Colombia, for example, has created the Route of Attention for Venezuelan Migrants in Colombia, since due to the magnitude of the displacements the government had to create mechanisms specifically for this situation. It guides those who need refuge in the country, giving them the possibility of taking some alternatives to apply for residence permits, like the one David has.

Also read: What are other countries doing regarding the crisis in Venezuela?

In these cases, UNHCR has focused on "ensuring that anyone who has fled their country of origin for well-founded reasons, can exercise the right to request recognition of refugee status, find protection in another country and voluntarily return to their country of origin ", according to the care route. They also provide temporary housing and seek to allow those who do not have legal migration status, who can access basic health and food services, thanks to the support of NGOs.

Peru, on the other hand, is the second country that receives the most Venezuelans and its priorities have been to solve their migratory conditions so that in this way they can take advantage of the economy and strengthen the country, while also trying to solve the humanitarian crisis. For that, they have been granted access to visas or temporary permits, or they have been formalized as refugees so that they can access benefits and their rights.

The issue of Venezuela has been the main one when talking about displacement and massive migrations. Governments, both Colombia and others that have also had to receive hundreds of thousands of people fleeing from that country, have had to create these mechanisms so that the humanitarian situation does not get out of control. However, these migratory situations happen in many parts of the world, and hundreds of thousands of people request before the States, asylum or refuge.

According to UNHCR, 57% of the refugees under UNHCR protection in the world are from Syria, South Sudan and Afghanistan. Although in 2018 there was the largest exponential growth in refugee applications by people from Venezuela, 341,800. Although UNHCR works in many countries of the world and is the main refugee relief agency, there are other governmental, or private, or even religious initiatives that seek to shelter those more than 70 million people affected by alien conflicts.Whether in Syria, Sudan or Venezuela, the governments of neighboring countries, where 80% of the migrants remain, have had to adapt to receive these people without affecting the living conditions of their own citizens.

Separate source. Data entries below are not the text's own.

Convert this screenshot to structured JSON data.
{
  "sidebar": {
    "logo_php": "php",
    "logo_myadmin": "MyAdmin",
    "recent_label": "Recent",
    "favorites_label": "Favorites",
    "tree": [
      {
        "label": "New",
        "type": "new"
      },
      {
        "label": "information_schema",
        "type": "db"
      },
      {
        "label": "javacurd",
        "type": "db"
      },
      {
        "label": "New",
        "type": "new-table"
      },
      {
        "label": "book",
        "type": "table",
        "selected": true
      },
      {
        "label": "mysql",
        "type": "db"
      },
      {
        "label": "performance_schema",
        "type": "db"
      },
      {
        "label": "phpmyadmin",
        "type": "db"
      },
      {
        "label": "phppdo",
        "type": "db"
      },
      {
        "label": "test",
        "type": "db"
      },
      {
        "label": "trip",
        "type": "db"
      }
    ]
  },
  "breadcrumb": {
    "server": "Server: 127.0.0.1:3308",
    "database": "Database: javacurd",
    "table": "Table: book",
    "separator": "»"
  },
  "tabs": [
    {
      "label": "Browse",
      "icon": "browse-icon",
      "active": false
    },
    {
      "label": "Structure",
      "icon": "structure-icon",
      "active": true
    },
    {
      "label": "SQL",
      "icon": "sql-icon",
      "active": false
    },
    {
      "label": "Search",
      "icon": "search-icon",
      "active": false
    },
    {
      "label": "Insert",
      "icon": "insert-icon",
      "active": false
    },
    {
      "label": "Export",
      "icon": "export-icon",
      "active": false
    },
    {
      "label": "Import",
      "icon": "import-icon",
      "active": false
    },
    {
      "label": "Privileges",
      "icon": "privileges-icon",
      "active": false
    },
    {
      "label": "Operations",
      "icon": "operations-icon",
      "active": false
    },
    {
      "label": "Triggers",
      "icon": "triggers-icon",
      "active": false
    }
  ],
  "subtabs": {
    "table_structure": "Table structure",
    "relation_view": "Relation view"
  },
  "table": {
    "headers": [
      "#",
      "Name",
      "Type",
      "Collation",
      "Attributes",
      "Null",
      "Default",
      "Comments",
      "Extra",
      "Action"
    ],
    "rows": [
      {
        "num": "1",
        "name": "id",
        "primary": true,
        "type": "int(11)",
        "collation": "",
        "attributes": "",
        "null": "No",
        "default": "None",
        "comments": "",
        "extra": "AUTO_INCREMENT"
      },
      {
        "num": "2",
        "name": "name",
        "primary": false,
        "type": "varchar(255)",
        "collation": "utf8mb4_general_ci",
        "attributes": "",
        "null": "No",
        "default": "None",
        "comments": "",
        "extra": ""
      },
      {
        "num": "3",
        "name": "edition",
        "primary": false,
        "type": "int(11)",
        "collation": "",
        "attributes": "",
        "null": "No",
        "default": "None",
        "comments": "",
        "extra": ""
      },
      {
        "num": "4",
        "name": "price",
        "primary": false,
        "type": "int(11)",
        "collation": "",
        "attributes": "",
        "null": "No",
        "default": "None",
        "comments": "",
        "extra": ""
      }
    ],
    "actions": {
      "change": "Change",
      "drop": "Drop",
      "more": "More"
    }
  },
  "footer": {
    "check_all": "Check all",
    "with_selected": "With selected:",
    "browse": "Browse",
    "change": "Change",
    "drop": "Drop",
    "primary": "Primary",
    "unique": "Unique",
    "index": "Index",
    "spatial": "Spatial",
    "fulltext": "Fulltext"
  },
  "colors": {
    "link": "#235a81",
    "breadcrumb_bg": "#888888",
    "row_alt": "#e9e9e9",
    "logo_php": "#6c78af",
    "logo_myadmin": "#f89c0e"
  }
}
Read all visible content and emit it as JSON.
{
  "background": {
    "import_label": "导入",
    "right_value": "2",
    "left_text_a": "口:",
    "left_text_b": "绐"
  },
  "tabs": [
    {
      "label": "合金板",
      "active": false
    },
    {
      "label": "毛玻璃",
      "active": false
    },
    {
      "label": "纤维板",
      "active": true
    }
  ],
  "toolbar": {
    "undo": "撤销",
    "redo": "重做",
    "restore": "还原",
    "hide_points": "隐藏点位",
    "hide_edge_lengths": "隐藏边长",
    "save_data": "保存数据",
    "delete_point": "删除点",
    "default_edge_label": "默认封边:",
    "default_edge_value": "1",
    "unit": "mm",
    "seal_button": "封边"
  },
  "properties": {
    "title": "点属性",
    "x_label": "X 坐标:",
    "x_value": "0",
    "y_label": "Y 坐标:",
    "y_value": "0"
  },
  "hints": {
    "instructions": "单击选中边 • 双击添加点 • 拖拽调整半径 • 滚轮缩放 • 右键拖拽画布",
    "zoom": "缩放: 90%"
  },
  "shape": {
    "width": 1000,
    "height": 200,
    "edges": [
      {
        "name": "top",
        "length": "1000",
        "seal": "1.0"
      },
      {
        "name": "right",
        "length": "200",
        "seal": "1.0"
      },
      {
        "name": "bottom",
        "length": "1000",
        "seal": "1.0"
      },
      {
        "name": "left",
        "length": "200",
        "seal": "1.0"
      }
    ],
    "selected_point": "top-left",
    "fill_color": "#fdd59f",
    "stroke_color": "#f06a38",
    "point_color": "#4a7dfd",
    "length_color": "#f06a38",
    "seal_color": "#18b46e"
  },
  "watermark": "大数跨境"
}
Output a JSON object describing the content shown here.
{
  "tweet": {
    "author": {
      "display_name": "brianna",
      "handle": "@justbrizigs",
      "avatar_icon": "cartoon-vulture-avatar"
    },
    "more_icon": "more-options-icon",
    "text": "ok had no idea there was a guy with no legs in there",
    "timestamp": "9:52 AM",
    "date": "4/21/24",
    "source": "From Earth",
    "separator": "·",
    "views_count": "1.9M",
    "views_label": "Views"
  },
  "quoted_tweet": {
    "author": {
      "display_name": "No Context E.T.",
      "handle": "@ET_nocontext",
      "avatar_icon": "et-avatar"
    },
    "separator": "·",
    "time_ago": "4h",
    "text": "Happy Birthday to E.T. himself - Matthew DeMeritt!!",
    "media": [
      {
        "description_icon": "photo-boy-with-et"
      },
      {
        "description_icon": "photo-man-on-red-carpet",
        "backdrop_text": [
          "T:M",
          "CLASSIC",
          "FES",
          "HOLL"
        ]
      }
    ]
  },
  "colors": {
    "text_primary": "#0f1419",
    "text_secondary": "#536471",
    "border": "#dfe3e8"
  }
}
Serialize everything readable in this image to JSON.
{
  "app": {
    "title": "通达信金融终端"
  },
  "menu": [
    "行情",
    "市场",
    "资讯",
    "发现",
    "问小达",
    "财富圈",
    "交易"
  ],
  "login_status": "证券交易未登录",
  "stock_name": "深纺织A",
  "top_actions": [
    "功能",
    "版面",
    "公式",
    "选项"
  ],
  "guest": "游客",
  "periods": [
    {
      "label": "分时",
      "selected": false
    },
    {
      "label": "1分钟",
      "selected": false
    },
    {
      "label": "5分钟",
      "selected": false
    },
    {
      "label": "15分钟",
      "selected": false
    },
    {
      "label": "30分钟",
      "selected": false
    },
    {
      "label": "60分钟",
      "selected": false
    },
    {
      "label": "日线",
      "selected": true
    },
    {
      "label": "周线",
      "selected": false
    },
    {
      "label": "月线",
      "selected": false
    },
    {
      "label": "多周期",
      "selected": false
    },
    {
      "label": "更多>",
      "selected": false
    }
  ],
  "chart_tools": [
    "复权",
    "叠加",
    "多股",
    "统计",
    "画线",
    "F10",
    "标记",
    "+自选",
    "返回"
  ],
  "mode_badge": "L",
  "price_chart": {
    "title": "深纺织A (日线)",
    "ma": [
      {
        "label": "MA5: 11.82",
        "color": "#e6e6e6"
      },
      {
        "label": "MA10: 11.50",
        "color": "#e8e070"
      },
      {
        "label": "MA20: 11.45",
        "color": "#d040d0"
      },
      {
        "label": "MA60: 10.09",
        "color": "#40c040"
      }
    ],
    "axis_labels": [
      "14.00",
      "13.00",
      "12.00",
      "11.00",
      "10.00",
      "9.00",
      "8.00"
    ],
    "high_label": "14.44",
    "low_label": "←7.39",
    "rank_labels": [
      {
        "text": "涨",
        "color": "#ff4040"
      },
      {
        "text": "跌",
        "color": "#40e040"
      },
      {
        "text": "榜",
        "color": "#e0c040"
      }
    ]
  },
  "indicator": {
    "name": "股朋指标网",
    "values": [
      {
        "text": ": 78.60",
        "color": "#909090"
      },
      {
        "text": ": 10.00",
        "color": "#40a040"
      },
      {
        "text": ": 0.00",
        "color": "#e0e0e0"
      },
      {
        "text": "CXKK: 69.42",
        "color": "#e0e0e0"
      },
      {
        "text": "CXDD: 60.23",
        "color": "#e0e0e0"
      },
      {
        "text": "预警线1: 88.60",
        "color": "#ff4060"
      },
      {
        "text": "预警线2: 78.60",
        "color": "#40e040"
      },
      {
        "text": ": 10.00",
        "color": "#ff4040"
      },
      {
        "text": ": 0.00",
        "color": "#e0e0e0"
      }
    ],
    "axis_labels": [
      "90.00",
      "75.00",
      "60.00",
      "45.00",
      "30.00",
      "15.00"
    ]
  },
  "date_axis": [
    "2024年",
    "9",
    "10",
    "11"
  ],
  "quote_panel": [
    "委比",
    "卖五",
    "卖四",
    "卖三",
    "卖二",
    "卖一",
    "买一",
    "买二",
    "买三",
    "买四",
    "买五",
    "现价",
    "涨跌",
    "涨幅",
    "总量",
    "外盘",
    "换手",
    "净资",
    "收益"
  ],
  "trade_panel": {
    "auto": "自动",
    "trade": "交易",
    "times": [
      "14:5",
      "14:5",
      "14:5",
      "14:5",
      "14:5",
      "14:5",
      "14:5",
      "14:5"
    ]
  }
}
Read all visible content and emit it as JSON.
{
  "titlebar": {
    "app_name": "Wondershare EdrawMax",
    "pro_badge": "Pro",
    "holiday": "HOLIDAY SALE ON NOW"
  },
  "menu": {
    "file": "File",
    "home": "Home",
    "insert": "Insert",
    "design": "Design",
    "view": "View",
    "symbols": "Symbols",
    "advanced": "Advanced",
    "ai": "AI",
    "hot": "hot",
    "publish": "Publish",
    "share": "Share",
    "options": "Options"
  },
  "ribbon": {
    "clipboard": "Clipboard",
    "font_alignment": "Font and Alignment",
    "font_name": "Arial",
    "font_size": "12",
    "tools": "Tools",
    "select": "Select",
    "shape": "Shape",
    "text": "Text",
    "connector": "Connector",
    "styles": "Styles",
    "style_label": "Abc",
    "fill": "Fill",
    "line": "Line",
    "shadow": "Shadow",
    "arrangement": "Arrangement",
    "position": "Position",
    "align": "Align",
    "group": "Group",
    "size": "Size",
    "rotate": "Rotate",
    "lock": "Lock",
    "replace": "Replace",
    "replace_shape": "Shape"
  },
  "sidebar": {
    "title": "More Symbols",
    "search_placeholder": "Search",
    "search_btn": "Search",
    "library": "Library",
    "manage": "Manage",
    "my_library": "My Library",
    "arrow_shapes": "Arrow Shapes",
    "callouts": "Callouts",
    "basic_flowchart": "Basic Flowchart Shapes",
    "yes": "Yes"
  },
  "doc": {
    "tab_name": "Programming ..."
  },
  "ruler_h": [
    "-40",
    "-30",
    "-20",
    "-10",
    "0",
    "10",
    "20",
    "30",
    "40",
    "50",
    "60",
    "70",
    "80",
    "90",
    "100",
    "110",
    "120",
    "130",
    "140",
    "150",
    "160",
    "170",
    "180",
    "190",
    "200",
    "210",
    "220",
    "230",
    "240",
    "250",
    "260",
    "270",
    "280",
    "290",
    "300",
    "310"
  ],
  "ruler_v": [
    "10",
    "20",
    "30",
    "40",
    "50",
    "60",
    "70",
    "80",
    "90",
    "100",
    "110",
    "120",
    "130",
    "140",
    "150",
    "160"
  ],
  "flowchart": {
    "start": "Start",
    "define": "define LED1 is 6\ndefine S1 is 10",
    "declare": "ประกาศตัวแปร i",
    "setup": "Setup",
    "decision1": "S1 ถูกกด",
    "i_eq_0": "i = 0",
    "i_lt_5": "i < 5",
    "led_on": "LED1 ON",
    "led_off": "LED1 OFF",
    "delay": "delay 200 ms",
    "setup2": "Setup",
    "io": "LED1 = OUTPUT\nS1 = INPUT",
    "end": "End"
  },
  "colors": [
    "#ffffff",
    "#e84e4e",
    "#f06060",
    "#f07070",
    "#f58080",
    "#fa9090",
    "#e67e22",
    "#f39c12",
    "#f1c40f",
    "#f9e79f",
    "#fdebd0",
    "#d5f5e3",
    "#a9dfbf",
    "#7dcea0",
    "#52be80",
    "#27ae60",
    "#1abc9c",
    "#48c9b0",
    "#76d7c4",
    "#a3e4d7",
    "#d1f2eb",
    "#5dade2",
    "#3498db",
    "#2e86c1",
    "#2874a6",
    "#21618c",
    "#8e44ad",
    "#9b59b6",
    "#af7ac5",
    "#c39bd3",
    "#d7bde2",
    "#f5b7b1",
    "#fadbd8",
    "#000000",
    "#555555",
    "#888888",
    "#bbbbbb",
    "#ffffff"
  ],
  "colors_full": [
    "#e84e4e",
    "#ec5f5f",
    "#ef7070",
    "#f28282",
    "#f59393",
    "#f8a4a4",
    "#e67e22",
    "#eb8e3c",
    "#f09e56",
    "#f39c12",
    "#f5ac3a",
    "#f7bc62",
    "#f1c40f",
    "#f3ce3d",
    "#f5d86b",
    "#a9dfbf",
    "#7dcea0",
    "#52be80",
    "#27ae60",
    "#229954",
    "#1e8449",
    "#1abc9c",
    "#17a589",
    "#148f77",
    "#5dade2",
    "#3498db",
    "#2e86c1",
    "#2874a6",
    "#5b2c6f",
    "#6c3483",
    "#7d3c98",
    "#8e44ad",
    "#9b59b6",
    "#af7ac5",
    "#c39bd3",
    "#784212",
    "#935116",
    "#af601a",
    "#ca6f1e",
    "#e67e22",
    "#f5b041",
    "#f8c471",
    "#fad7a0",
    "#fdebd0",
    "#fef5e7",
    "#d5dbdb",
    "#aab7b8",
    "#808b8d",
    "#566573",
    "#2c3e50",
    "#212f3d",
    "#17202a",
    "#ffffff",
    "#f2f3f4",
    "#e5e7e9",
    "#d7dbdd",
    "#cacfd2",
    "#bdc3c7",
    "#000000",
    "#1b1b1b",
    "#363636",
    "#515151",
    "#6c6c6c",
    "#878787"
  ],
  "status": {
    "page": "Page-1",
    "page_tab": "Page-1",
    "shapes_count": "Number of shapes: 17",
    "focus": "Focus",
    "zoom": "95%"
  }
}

* David is a fictitious name, used by the person's request.


LatinAmerican Post | Juliana Suárez

Translated from "¿Es todo migrante un refugiado?"